DATA LISTING: Begin

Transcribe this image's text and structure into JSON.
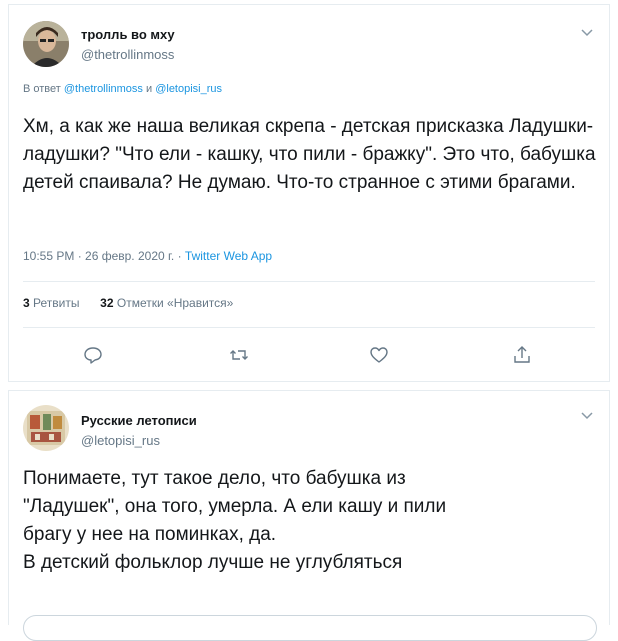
{
  "tweet1": {
    "author_name": "тролль во мху",
    "author_handle": "@thetrollinmoss",
    "reply_prefix": "В ответ",
    "reply_user1": "@thetrollinmoss",
    "reply_and": "и",
    "reply_user2": "@letopisi_rus",
    "text": "Хм, а как же наша великая скрепа - детская присказка Ладушки-ладушки? \"Что ели - кашку, что пили - бражку\". Это что, бабушка детей спаивала? Не думаю. Что-то странное с этими брагами.",
    "timestamp": "10:55 PM · 26 февр. 2020 г. ·",
    "source": "Twitter Web App",
    "retweets_count": "3",
    "retweets_label": "Ретвиты",
    "likes_count": "32",
    "likes_label": "Отметки «Нравится»",
    "actions": [
      "reply-icon",
      "retweet-icon",
      "like-icon",
      "share-icon"
    ]
  },
  "tweet2": {
    "author_name": "Русские летописи",
    "author_handle": "@letopisi_rus",
    "text_lines": [
      "Понимаете, тут такое дело, что бабушка из",
      "\"Ладушек\", она того, умерла. А ели кашу и пили",
      "брагу у нее на поминках, да.",
      "В детский фольклор лучше не углубляться"
    ]
  },
  "colors": {
    "text": "#14171a",
    "secondary": "#657786",
    "link": "#1b95e0",
    "border": "#e6ecf0"
  }
}
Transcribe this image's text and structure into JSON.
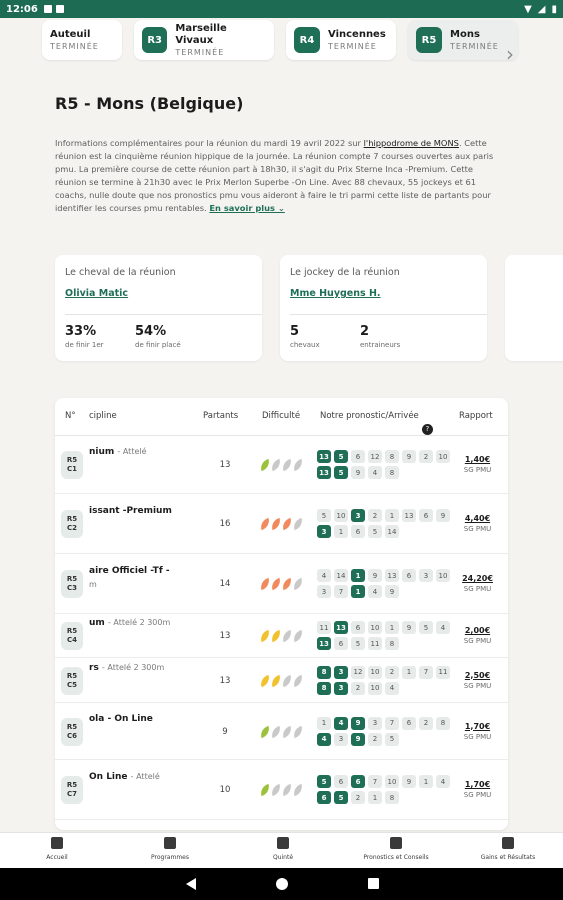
{
  "status": {
    "time": "12:06"
  },
  "tabs": [
    {
      "code": "",
      "name": "Auteuil",
      "status": "TERMINÉE"
    },
    {
      "code": "R3",
      "name": "Marseille Vivaux",
      "status": "TERMINÉE"
    },
    {
      "code": "R4",
      "name": "Vincennes",
      "status": "TERMINÉE"
    },
    {
      "code": "R5",
      "name": "Mons",
      "status": "TERMINÉE"
    }
  ],
  "page": {
    "title": "R5 - Mons (Belgique)",
    "desc_pre": "Informations complémentaires pour la réunion du mardi 19 avril 2022 sur ",
    "desc_link": "l'hippodrome de MONS",
    "desc_post": ". Cette réunion est la cinquième réunion hippique de la journée. La réunion compte 7 courses ouvertes aux paris pmu. La première course de cette réunion part à 18h30, il s'agit du Prix Sterne Inca -Premium. Cette réunion se termine à 21h30 avec le Prix Merlon Superbe -On Line. Avec 88 chevaux, 55 jockeys et 61 coachs, nulle doute que nos pronostics pmu vous aideront à faire le tri parmi cette liste de partants pour identifier les courses pmu rentables.",
    "more": "En savoir plus ⌄"
  },
  "cards": {
    "horse": {
      "heading": "Le cheval de la réunion",
      "name": "Olivia Matic",
      "stat1_value": "33%",
      "stat1_label": "de finir 1er",
      "stat2_value": "54%",
      "stat2_label": "de finir placé"
    },
    "jockey": {
      "heading": "Le jockey de la réunion",
      "name": "Mme Huygens H.",
      "stat1_value": "5",
      "stat1_label": "chevaux",
      "stat2_value": "2",
      "stat2_label": "entraineurs"
    }
  },
  "table": {
    "headers": {
      "no": "N°",
      "discipline": "cipline",
      "partants": "Partants",
      "difficulte": "Difficulté",
      "prono": "Notre pronostic/Arrivée",
      "rapport": "Rapport"
    },
    "rows": [
      {
        "r": "R5",
        "c": "C1",
        "name": "nium",
        "sub": "- Attelé",
        "sub2": "",
        "partants": "13",
        "diff": [
          "#9bc23a",
          "#c9c9c9",
          "#c9c9c9",
          "#c9c9c9"
        ],
        "prono": [
          [
            "13",
            "5",
            "6",
            "12",
            "8",
            "9",
            "2",
            "10"
          ],
          [
            "13",
            "5",
            "9",
            "4",
            "8"
          ]
        ],
        "hlp": [
          [
            0,
            1
          ],
          [
            0,
            1
          ]
        ],
        "amt": "1,40€",
        "pmu": "SG PMU"
      },
      {
        "r": "R5",
        "c": "C2",
        "name": "issant -Premium",
        "sub": "",
        "sub2": "",
        "partants": "16",
        "diff": [
          "#f08a5d",
          "#f08a5d",
          "#f08a5d",
          "#c9c9c9"
        ],
        "prono": [
          [
            "5",
            "10",
            "3",
            "2",
            "1",
            "13",
            "6",
            "9"
          ],
          [
            "3",
            "1",
            "6",
            "5",
            "14"
          ]
        ],
        "hlp": [
          [
            2
          ],
          [
            0
          ]
        ],
        "amt": "4,40€",
        "pmu": "SG PMU"
      },
      {
        "r": "R5",
        "c": "C3",
        "name": "aire Officiel -Tf -",
        "sub": "",
        "sub2": "m",
        "partants": "14",
        "diff": [
          "#f08a5d",
          "#f08a5d",
          "#f08a5d",
          "#c9c9c9"
        ],
        "prono": [
          [
            "4",
            "14",
            "1",
            "9",
            "13",
            "6",
            "3",
            "10"
          ],
          [
            "3",
            "7",
            "1",
            "4",
            "9"
          ]
        ],
        "hlp": [
          [
            2
          ],
          [
            2
          ]
        ],
        "amt": "24,20€",
        "pmu": "SG PMU"
      },
      {
        "r": "R5",
        "c": "C4",
        "name": "um",
        "sub": "- Attelé   2 300m",
        "sub2": "",
        "partants": "13",
        "diff": [
          "#f2c12e",
          "#f2c12e",
          "#c9c9c9",
          "#c9c9c9"
        ],
        "prono": [
          [
            "11",
            "13",
            "6",
            "10",
            "1",
            "9",
            "5",
            "4"
          ],
          [
            "13",
            "6",
            "5",
            "11",
            "8"
          ]
        ],
        "hlp": [
          [
            1
          ],
          [
            0
          ]
        ],
        "amt": "2,00€",
        "pmu": "SG PMU"
      },
      {
        "r": "R5",
        "c": "C5",
        "name": "rs",
        "sub": "- Attelé   2 300m",
        "sub2": "",
        "partants": "13",
        "diff": [
          "#f2c12e",
          "#f2c12e",
          "#c9c9c9",
          "#c9c9c9"
        ],
        "prono": [
          [
            "8",
            "3",
            "12",
            "10",
            "2",
            "1",
            "7",
            "11"
          ],
          [
            "8",
            "3",
            "2",
            "10",
            "4"
          ]
        ],
        "hlp": [
          [
            0,
            1
          ],
          [
            0,
            1
          ]
        ],
        "amt": "2,50€",
        "pmu": "SG PMU"
      },
      {
        "r": "R5",
        "c": "C6",
        "name": "ola - On Line",
        "sub": "",
        "sub2": "",
        "partants": "9",
        "diff": [
          "#9bc23a",
          "#c9c9c9",
          "#c9c9c9",
          "#c9c9c9"
        ],
        "prono": [
          [
            "1",
            "4",
            "9",
            "3",
            "7",
            "6",
            "2",
            "8"
          ],
          [
            "4",
            "3",
            "9",
            "2",
            "5"
          ]
        ],
        "hlp": [
          [
            1,
            2
          ],
          [
            0,
            2
          ]
        ],
        "amt": "1,70€",
        "pmu": "SG PMU"
      },
      {
        "r": "R5",
        "c": "C7",
        "name": "On Line",
        "sub": "- Attelé",
        "sub2": "",
        "partants": "10",
        "diff": [
          "#9bc23a",
          "#c9c9c9",
          "#c9c9c9",
          "#c9c9c9"
        ],
        "prono": [
          [
            "5",
            "6",
            "6",
            "7",
            "10",
            "9",
            "1",
            "4"
          ],
          [
            "6",
            "5",
            "2",
            "1",
            "8"
          ]
        ],
        "hlp": [
          [
            0,
            2
          ],
          [
            0,
            1
          ]
        ],
        "amt": "1,70€",
        "pmu": "SG PMU"
      }
    ]
  },
  "nav": [
    "Accueil",
    "Programmes",
    "Quinté",
    "Pronostics et Conseils",
    "Gains et Résultats"
  ]
}
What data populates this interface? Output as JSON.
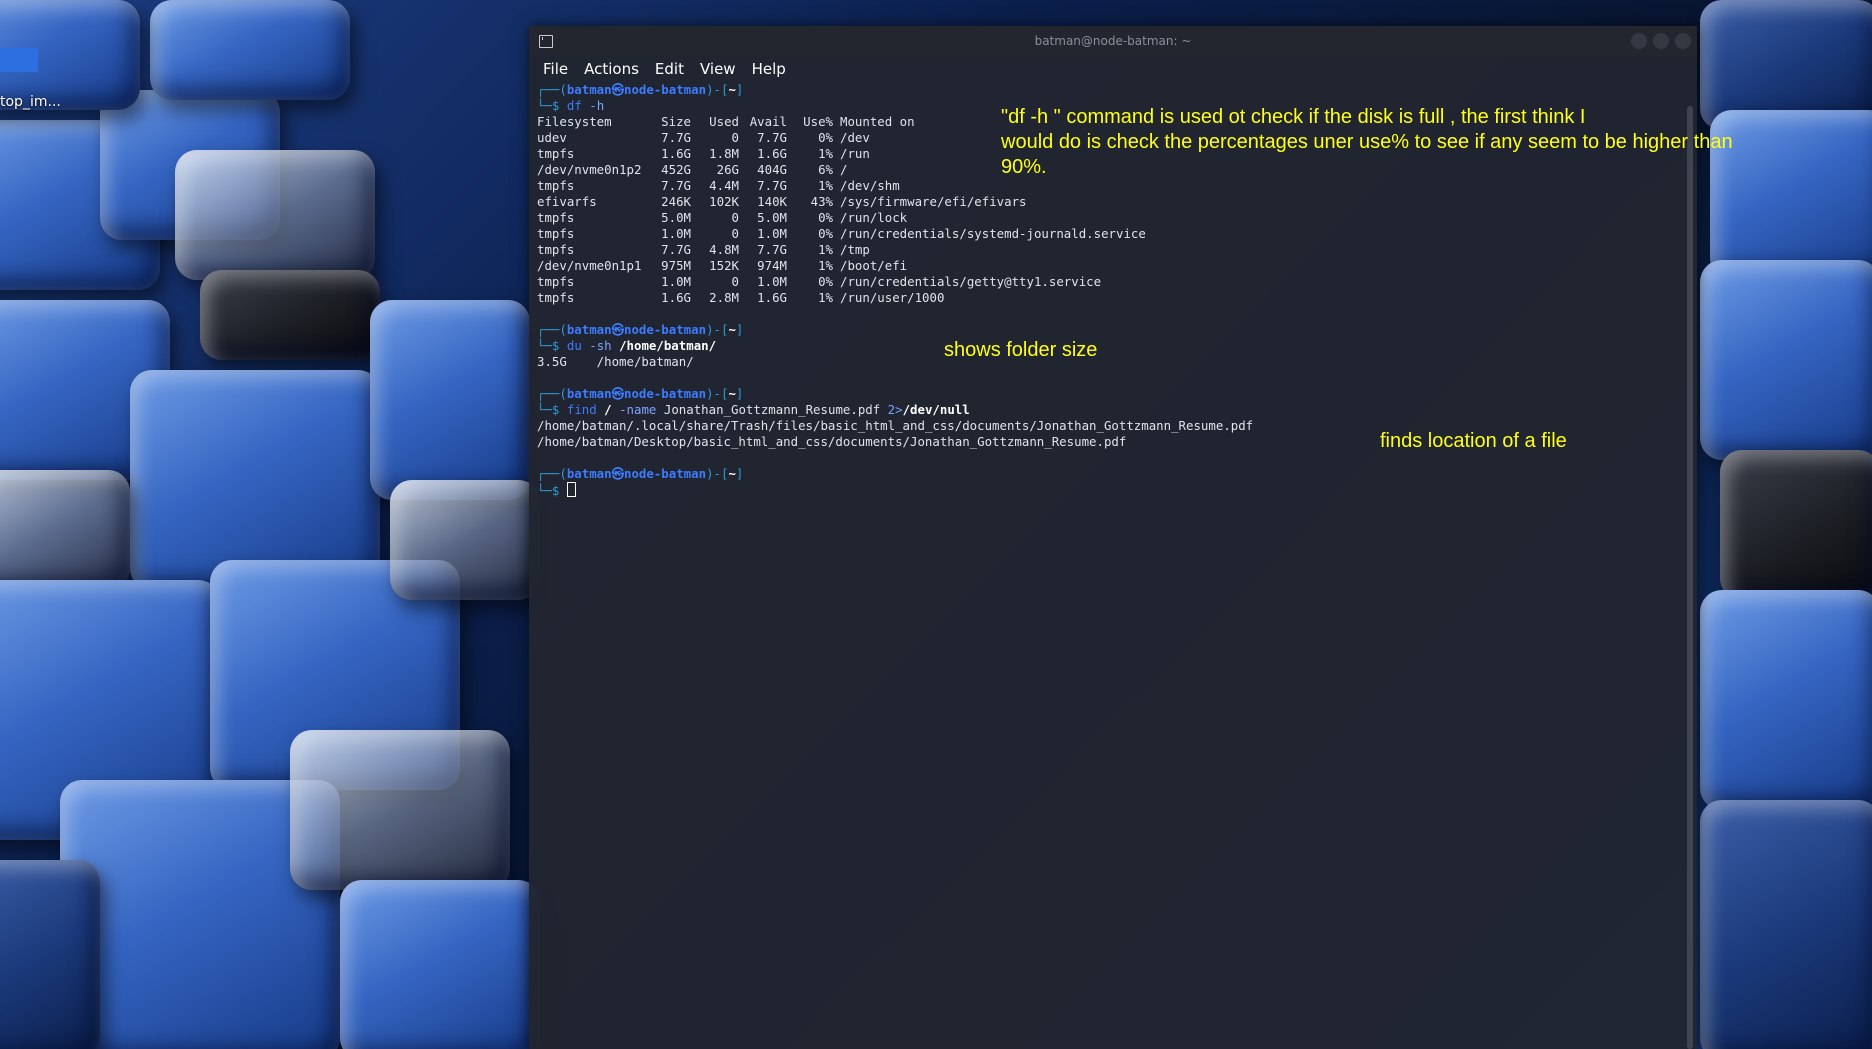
{
  "desktop": {
    "icon_label": "top_im..."
  },
  "window": {
    "title": "batman@node-batman: ~",
    "menu": [
      "File",
      "Actions",
      "Edit",
      "View",
      "Help"
    ]
  },
  "prompt": {
    "open": "┌──(",
    "user": "batman㉿node-batman",
    "mid": ")-[",
    "path": "~",
    "close": "]",
    "arrow": "└─$"
  },
  "commands": {
    "df": {
      "cmd": "df",
      "args": " -h"
    },
    "du": {
      "cmd": "du",
      "args": " -sh ",
      "path": "/home/batman/"
    },
    "find": {
      "cmd": "find",
      "root": " / ",
      "flag": "-name",
      "file": " Jonathan_Gottzmann_Resume.pdf ",
      "redir": "2>",
      "target": "/dev/null"
    }
  },
  "df_output": {
    "header": [
      "Filesystem",
      "Size",
      "Used",
      "Avail",
      "Use%",
      "Mounted on"
    ],
    "rows": [
      [
        "udev",
        "7.7G",
        "0",
        "7.7G",
        "0%",
        "/dev"
      ],
      [
        "tmpfs",
        "1.6G",
        "1.8M",
        "1.6G",
        "1%",
        "/run"
      ],
      [
        "/dev/nvme0n1p2",
        "452G",
        "26G",
        "404G",
        "6%",
        "/"
      ],
      [
        "tmpfs",
        "7.7G",
        "4.4M",
        "7.7G",
        "1%",
        "/dev/shm"
      ],
      [
        "efivarfs",
        "246K",
        "102K",
        "140K",
        "43%",
        "/sys/firmware/efi/efivars"
      ],
      [
        "tmpfs",
        "5.0M",
        "0",
        "5.0M",
        "0%",
        "/run/lock"
      ],
      [
        "tmpfs",
        "1.0M",
        "0",
        "1.0M",
        "0%",
        "/run/credentials/systemd-journald.service"
      ],
      [
        "tmpfs",
        "7.7G",
        "4.8M",
        "7.7G",
        "1%",
        "/tmp"
      ],
      [
        "/dev/nvme0n1p1",
        "975M",
        "152K",
        "974M",
        "1%",
        "/boot/efi"
      ],
      [
        "tmpfs",
        "1.0M",
        "0",
        "1.0M",
        "0%",
        "/run/credentials/getty@tty1.service"
      ],
      [
        "tmpfs",
        "1.6G",
        "2.8M",
        "1.6G",
        "1%",
        "/run/user/1000"
      ]
    ]
  },
  "du_output": "3.5G    /home/batman/",
  "find_output": [
    "/home/batman/.local/share/Trash/files/basic_html_and_css/documents/Jonathan_Gottzmann_Resume.pdf",
    "/home/batman/Desktop/basic_html_and_css/documents/Jonathan_Gottzmann_Resume.pdf"
  ],
  "annotations": {
    "df_note_1": "\"df -h \" command is used ot check if the disk is full , the first think I",
    "df_note_2": "would do is check the percentages uner use% to see if any seem to be higher than",
    "df_note_3": "90%.",
    "du_note": "shows folder size",
    "find_note": "finds location of a file"
  },
  "colors": {
    "terminal_bg": "#212530",
    "prompt_blue": "#3d7bff",
    "annotation_yellow": "#ffff1a"
  }
}
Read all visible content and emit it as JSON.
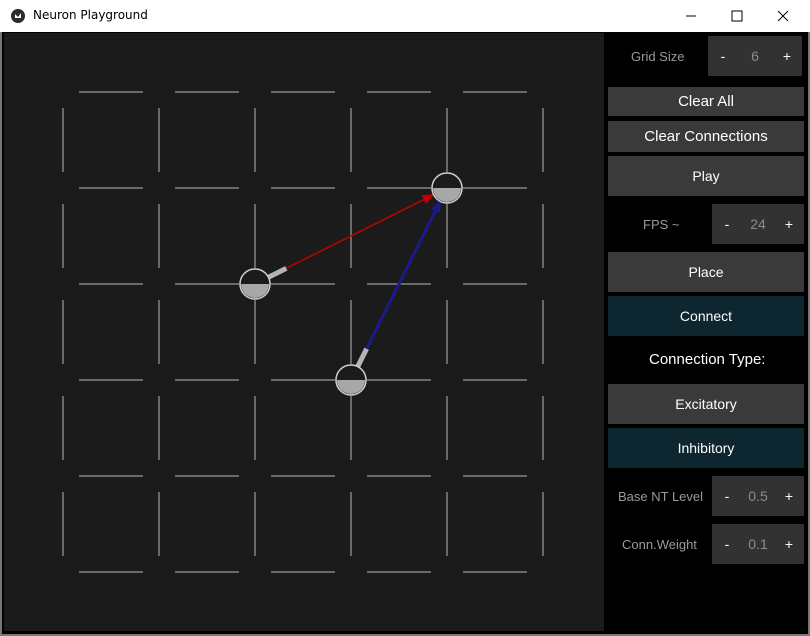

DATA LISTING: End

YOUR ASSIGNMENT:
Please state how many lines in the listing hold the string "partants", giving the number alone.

EXERCISE SOLUTION:
9